We chose to continue to our free camp at Sam Creek, which surprised us with its own unique little waterfall. A few nights’ bush camping here would do just fine. We’ll have to come back!



Eliot Falls And Twin Falls

Yet another waterfall oasis beckoned, so it was time to return a few short kilometres south to Eliot Falls & Twin Falls. A boardwalk in the bush opened to roaring crystal-clear waters. Soaking up the rays took up most of the rest of our day before we returned to camp


The Old Telegraph Track Cape York Peninsula NT, Grace and Brenton Kelly, waterfall,swimming hole

Eliot Falls – An oasis in red dirt road country and perfect for a swim without worrying about crocs.

Nolan’s Brook

Smells of smouldering campfire filled our lungs the following morning as we prepared for our last day on the old tele track. Sam Creek our crystal-clear first creek of the day. Followed shortly thereafter by Mistake Creek, Cannibal Creek, Cypress Creek, then Logan’s. All but one test completed and one left to complete; the infamous Nolan’s Brook (Bridge Creek).

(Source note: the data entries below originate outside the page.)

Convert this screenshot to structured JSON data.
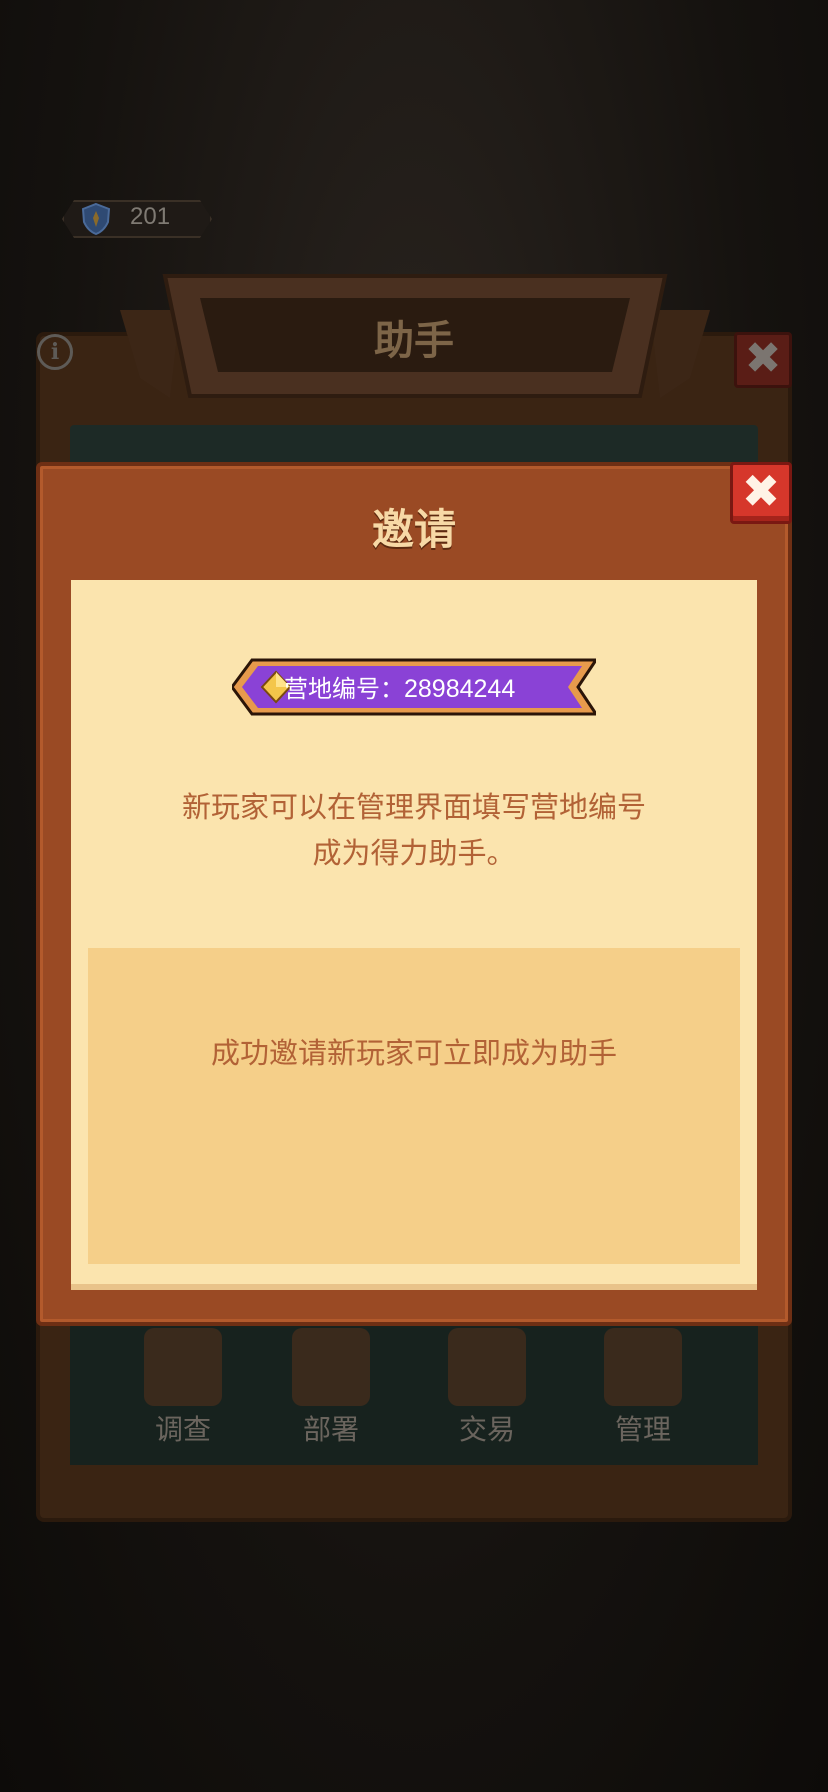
{
  "hud": {
    "shield_value": "201",
    "icon": "shield-icon"
  },
  "background_panel": {
    "title": "助手",
    "info_icon": "i",
    "close_icon": "✖",
    "tools": [
      {
        "label": "调查",
        "icon": "magnifier-clipboard-icon"
      },
      {
        "label": "部署",
        "icon": "map-pin-icon"
      },
      {
        "label": "交易",
        "icon": "trade-cart-icon"
      },
      {
        "label": "管理",
        "icon": "gear-icon"
      }
    ]
  },
  "modal": {
    "title": "邀请",
    "close_icon": "✖",
    "camp_id_label": "营地编号：",
    "camp_id_value": "28984244",
    "description_line1": "新玩家可以在管理界面填写营地编号",
    "description_line2": "成为得力助手。",
    "notice": "成功邀请新玩家可立即成为助手"
  },
  "colors": {
    "modal_frame": "#9a4a24",
    "content_bg": "#fbe4ae",
    "notice_bg": "#f5cf89",
    "text_brown": "#b26236",
    "badge_purple": "#8a42d6",
    "close_red": "#d6372b"
  }
}
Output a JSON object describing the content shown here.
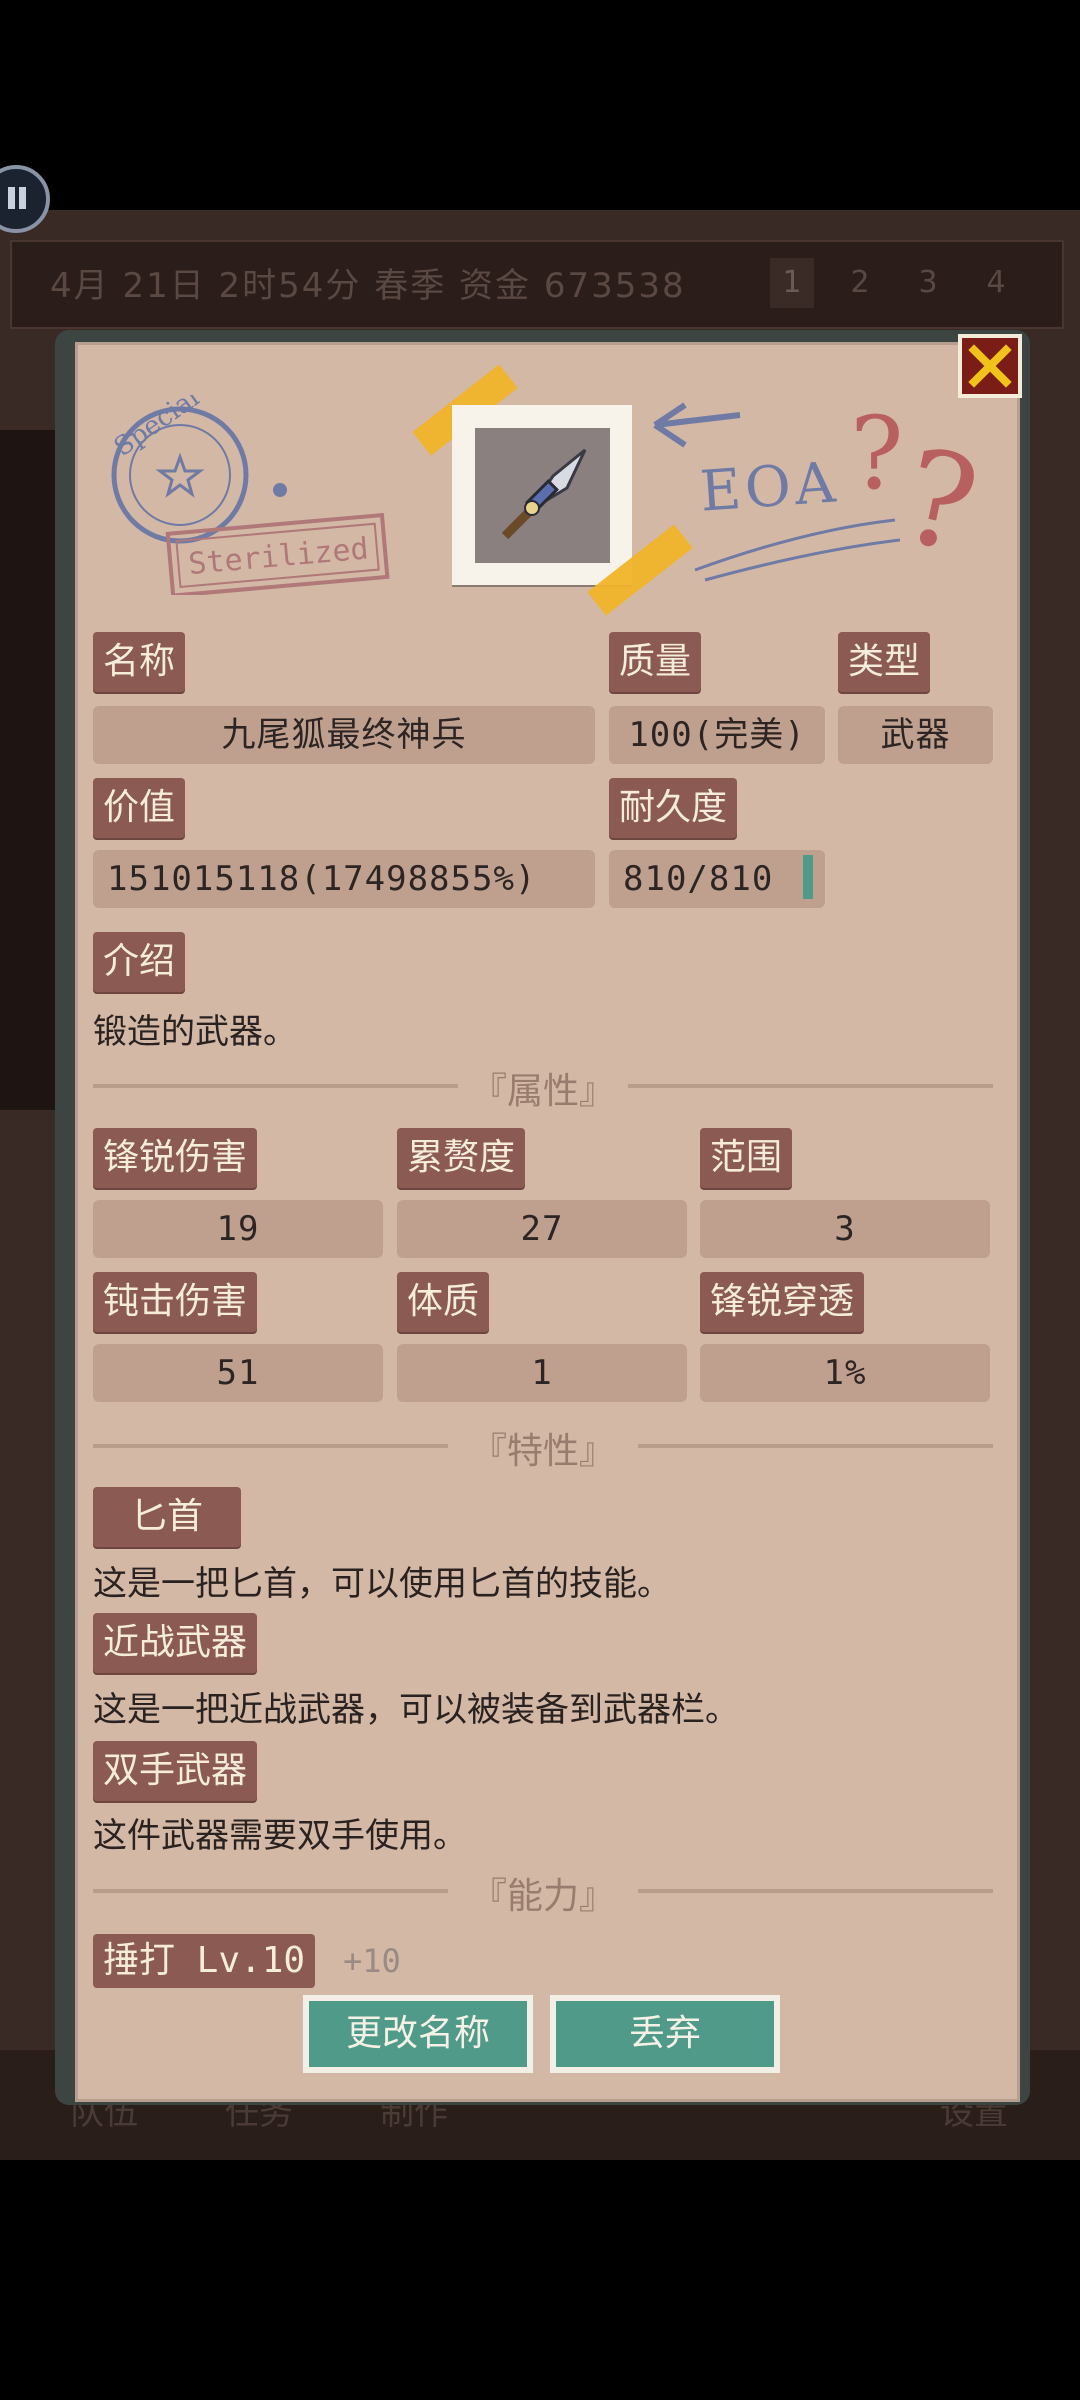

Having seen many 4WDs drowned in this creek (and even one while we watched) sweaty palms dominated. To say that we were excited to cross Nolan’s Brook would be a huge understatement. The bonnet dipped underwater and the sandy bottom grabbed. With the tyres down to 12psi and no tyre spinning, we were fine.


The Old Telegraph Track Cape York Peninsula NT, Grace and Brenton Kelly, river crossing, 4WD,towing, stuck

One thing we love about the 4WD community is everyone always lends a hand even if they don’t know each other. Fellow 4WD-er caught out in Nolan’s Brook


As we joined back up to the Peninsula Developmental Road, our Old Telegraph Track adventure came to an end. At the Jardine River Ferry we continued north to explore Cape York and The Tip of Australia. Watch this space for those microadventures, which we’ll write up soon.

We had the time of our lives and we’d do it all over again in a heartbeat.

You may be waiting for the kids to have time off school or saving up to take a few months off, but a whirlwind trip is better than none. Once you get as far as Cairns it is easy to go relatively budget from there on.

Essential Gear

  • Winch
  • Vehicle snorkel
  • High clearance 4WD
  • First aid knowledge
  • Well-equipped recovery kit


  • Swimming in the fresh waterfalls (watch out for snapping handbags elsewhere within Cape York)
  • Photography – Bring your tripod for spectacular night photography
  • Exploring some of Australia’s most remote bushland

How To Get There

From Cairns there are two options:

You can take the trip through the Daintree Rainforest. This will mean you either travel the Bloomfield or CREB track then connect to the Peninsula Developmental Road.

Your other option is to take the Mulligan Highway and connect onto the Peninsula Developmental Road from there.

Here are maps of section one and section two of the Old Telegraph Track.


Skill Level

High level of 4WD experience needed. Difficult track in areas, steep slippery entrances and testing exits.



Once on the track, we suggest at least two days. If you have the time it’s well worth spending a lot longer.


From Cairns to the start of the Old Telegraph Track, taking the Mulligan Highway (adjoining the Peninsula Developmental Road) is approximately 800km

We tackled the Old Telegraph Track in two sections:

  • Bramwell Junction Roadhouse to Fruit Bat falls via the Old Tele Track is 70km
  • Fruit Bat Falls to Jardine River Ferry is 82km